Book Image

Practical Predictive Analytics

By : Ralph Winters
Book Image

Practical Predictive Analytics

By: Ralph Winters

Overview of this book

This is the go-to book for anyone interested in the steps needed to develop predictive analytics solutions with examples from the world of marketing, healthcare, and retail. We'll get started with a brief history of predictive analytics and learn about different roles and functions people play within a predictive analytics project. Then, we will learn about various ways of installing R along with their pros and cons, combined with a step-by-step installation of RStudio, and a description of the best practices for organizing your projects. On completing the installation, we will begin to acquire the skills necessary to input, clean, and prepare your data for modeling. We will learn the six specific steps needed to implement and successfully deploy a predictive model starting from asking the right questions through model development and ending with deploying your predictive model into production. We will learn why collaboration is important and how agile iterative modeling cycles can increase your chances of developing and deploying the best successful model. We will continue your journey in the cloud by extending your skill set by learning about Databricks and SparkR, which allow you to develop predictive models on vast gigabytes of data.
Table of Contents (19 chapters)
Title Page
About the Author
About the Reviewers
Customer Feedback

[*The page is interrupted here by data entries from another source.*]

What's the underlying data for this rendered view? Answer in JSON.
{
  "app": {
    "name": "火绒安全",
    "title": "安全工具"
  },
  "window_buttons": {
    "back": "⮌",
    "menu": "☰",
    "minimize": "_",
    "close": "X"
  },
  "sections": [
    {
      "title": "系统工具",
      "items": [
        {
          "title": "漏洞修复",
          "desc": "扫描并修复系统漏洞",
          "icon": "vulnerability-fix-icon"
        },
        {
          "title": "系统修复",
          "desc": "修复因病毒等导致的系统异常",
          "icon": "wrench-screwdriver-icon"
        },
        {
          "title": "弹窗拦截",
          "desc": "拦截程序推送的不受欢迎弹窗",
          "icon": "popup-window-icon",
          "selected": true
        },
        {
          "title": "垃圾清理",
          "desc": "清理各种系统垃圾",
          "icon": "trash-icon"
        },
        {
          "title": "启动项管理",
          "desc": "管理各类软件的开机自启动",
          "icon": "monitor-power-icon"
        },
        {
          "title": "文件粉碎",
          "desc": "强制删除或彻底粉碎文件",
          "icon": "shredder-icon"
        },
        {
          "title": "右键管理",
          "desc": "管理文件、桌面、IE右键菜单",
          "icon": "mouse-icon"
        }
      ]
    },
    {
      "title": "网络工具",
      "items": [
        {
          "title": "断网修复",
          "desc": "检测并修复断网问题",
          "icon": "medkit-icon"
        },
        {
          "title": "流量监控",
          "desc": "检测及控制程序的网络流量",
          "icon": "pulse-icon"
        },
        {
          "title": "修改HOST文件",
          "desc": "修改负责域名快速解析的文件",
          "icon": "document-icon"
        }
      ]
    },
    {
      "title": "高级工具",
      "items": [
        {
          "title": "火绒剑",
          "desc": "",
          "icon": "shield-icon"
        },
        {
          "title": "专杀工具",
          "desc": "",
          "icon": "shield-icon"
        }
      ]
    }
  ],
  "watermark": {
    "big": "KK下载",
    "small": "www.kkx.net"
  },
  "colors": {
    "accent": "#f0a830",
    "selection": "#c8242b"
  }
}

Time-based variables

Up until now, we have treated all of our variables as static, that is, they maintained their original values measured from the beginning of the measurement period.

In reality, values such as age and marital status change over time, and these changes can be accounted for by the model. In the marketing context, surveys might be administered after the study has begun. Based upon changes in some of these variables, coupons and other incentives might be offered (interventions) with the purpose of changing customer behavior. In the model, these interventions can also be accounted for.

In our example, we will introduce a hypothetical second survey, which was introduced 6 months into the measurement period and measured the effect of treating some of the unsatisfied customers.

Changing the data to reflect the second survey

The following code uses the survSplit function to create a new record a time period 6 that will reflect the response to a second hypothetical customer survey administered...